**TO DO:**
Where a picture appears, skip it and copy everything else in the listing exactly.

Start of SUPPLIED DATA

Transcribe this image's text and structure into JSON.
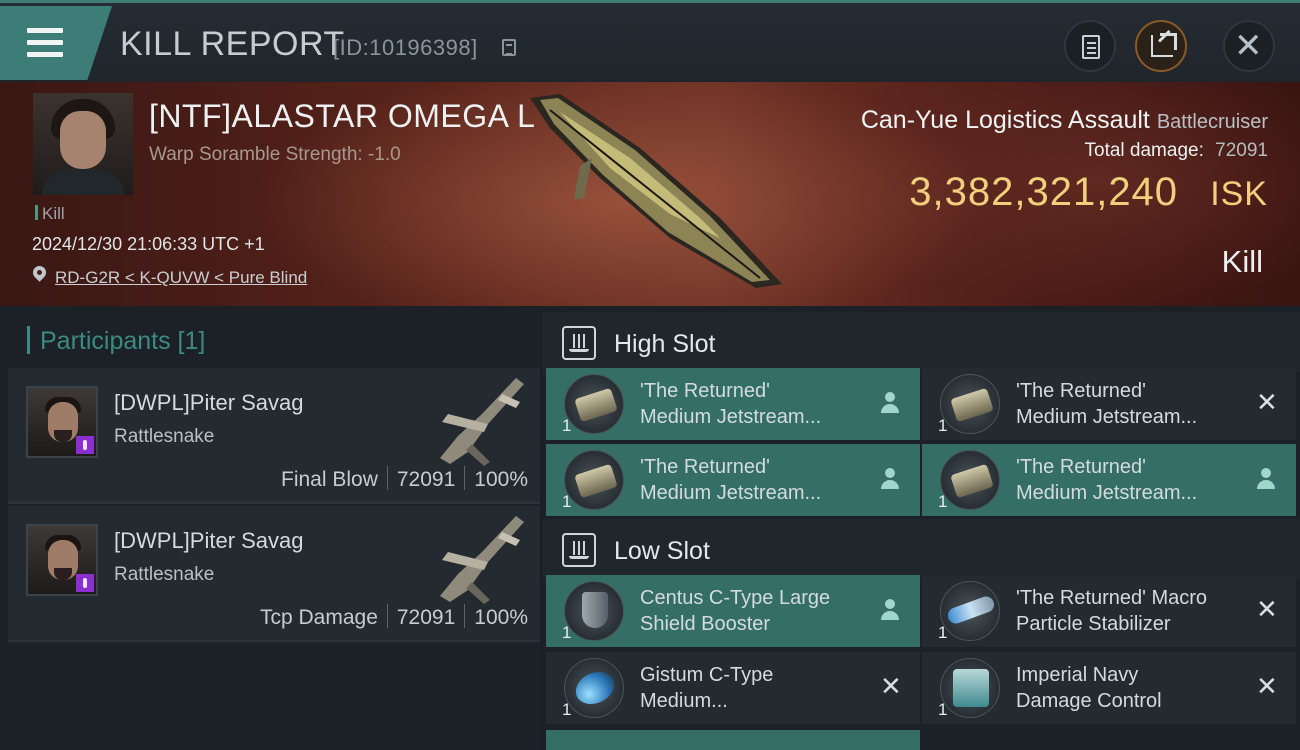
{
  "header": {
    "title": "KILL REPORT",
    "report_id": "[ID:10196398]",
    "icons": {
      "menu": "hamburger-menu-icon",
      "copy": "copy-icon",
      "report": "clipboard-icon",
      "share": "share-icon",
      "close": "close-icon"
    },
    "accent_color": "#3d7d77"
  },
  "victim": {
    "name": "[NTF]ALASTAR OMEGA L",
    "scramble": "Warp Soramble Strength: -1.0",
    "tag": "Kill",
    "datetime": "2024/12/30 21:06:33 UTC +1",
    "location": "RD-G2R < K-QUVW < Pure Blind",
    "ship_name": "Can-Yue Logistics Assault",
    "ship_class": "Battlecruiser",
    "total_damage_label": "Total damage:",
    "total_damage": "72091",
    "isk_value": "3,382,321,240",
    "isk_unit": "ISK",
    "result": "Kill",
    "isk_color": "#f3cf7d"
  },
  "participants": {
    "header": "Participants [1]",
    "rows": [
      {
        "name": "[DWPL]Piter Savag",
        "ship": "Rattlesnake",
        "role": "Final Blow",
        "damage": "72091",
        "percent": "100%"
      },
      {
        "name": "[DWPL]Piter Savag",
        "ship": "Rattlesnake",
        "role": "Tcp Damage",
        "damage": "72091",
        "percent": "100%"
      }
    ]
  },
  "fitting": {
    "high_slot": {
      "title": "High Slot",
      "modules": [
        {
          "line1": "'The Returned'",
          "line2": "Medium Jetstream...",
          "count": "1",
          "status": "person"
        },
        {
          "line1": "'The Returned'",
          "line2": "Medium Jetstream...",
          "count": "1",
          "status": "x"
        },
        {
          "line1": "'The Returned'",
          "line2": "Medium Jetstream...",
          "count": "1",
          "status": "person"
        },
        {
          "line1": "'The Returned'",
          "line2": "Medium Jetstream...",
          "count": "1",
          "status": "person"
        }
      ]
    },
    "low_slot": {
      "title": "Low Slot",
      "modules": [
        {
          "line1": "Centus C-Type Large",
          "line2": "Shield Booster",
          "count": "1",
          "status": "person"
        },
        {
          "line1": "'The Returned' Macro",
          "line2": "Particle Stabilizer",
          "count": "1",
          "status": "x"
        },
        {
          "line1": "Gistum C-Type",
          "line2": "Medium...",
          "count": "1",
          "status": "x"
        },
        {
          "line1": "Imperial Navy",
          "line2": "Damage Control",
          "count": "1",
          "status": "x"
        }
      ]
    }
  }
}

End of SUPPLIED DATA

**WORKED SOLUTION:**
Transcribe this image's text and structure into JSON.
{
  "header": {
    "title": "KILL REPORT",
    "report_id": "[ID:10196398]",
    "icons": {
      "menu": "hamburger-menu-icon",
      "copy": "copy-icon",
      "report": "clipboard-icon",
      "share": "share-icon",
      "close": "close-icon"
    },
    "accent_color": "#3d7d77"
  },
  "victim": {
    "name": "[NTF]ALASTAR OMEGA L",
    "scramble": "Warp Soramble Strength: -1.0",
    "tag": "Kill",
    "datetime": "2024/12/30 21:06:33 UTC +1",
    "location": "RD-G2R < K-QUVW < Pure Blind",
    "ship_name": "Can-Yue Logistics Assault",
    "ship_class": "Battlecruiser",
    "total_damage_label": "Total damage:",
    "total_damage": "72091",
    "isk_value": "3,382,321,240",
    "isk_unit": "ISK",
    "result": "Kill",
    "isk_color": "#f3cf7d"
  },
  "participants": {
    "header": "Participants [1]",
    "rows": [
      {
        "name": "[DWPL]Piter Savag",
        "ship": "Rattlesnake",
        "role": "Final Blow",
        "damage": "72091",
        "percent": "100%"
      },
      {
        "name": "[DWPL]Piter Savag",
        "ship": "Rattlesnake",
        "role": "Tcp Damage",
        "damage": "72091",
        "percent": "100%"
      }
    ]
  },
  "fitting": {
    "high_slot": {
      "title": "High Slot",
      "modules": [
        {
          "line1": "'The Returned'",
          "line2": "Medium Jetstream...",
          "count": "1",
          "status": "person"
        },
        {
          "line1": "'The Returned'",
          "line2": "Medium Jetstream...",
          "count": "1",
          "status": "x"
        },
        {
          "line1": "'The Returned'",
          "line2": "Medium Jetstream...",
          "count": "1",
          "status": "person"
        },
        {
          "line1": "'The Returned'",
          "line2": "Medium Jetstream...",
          "count": "1",
          "status": "person"
        }
      ]
    },
    "low_slot": {
      "title": "Low Slot",
      "modules": [
        {
          "line1": "Centus C-Type Large",
          "line2": "Shield Booster",
          "count": "1",
          "status": "person"
        },
        {
          "line1": "'The Returned' Macro",
          "line2": "Particle Stabilizer",
          "count": "1",
          "status": "x"
        },
        {
          "line1": "Gistum C-Type",
          "line2": "Medium...",
          "count": "1",
          "status": "x"
        },
        {
          "line1": "Imperial Navy",
          "line2": "Damage Control",
          "count": "1",
          "status": "x"
        }
      ]
    }
  }
}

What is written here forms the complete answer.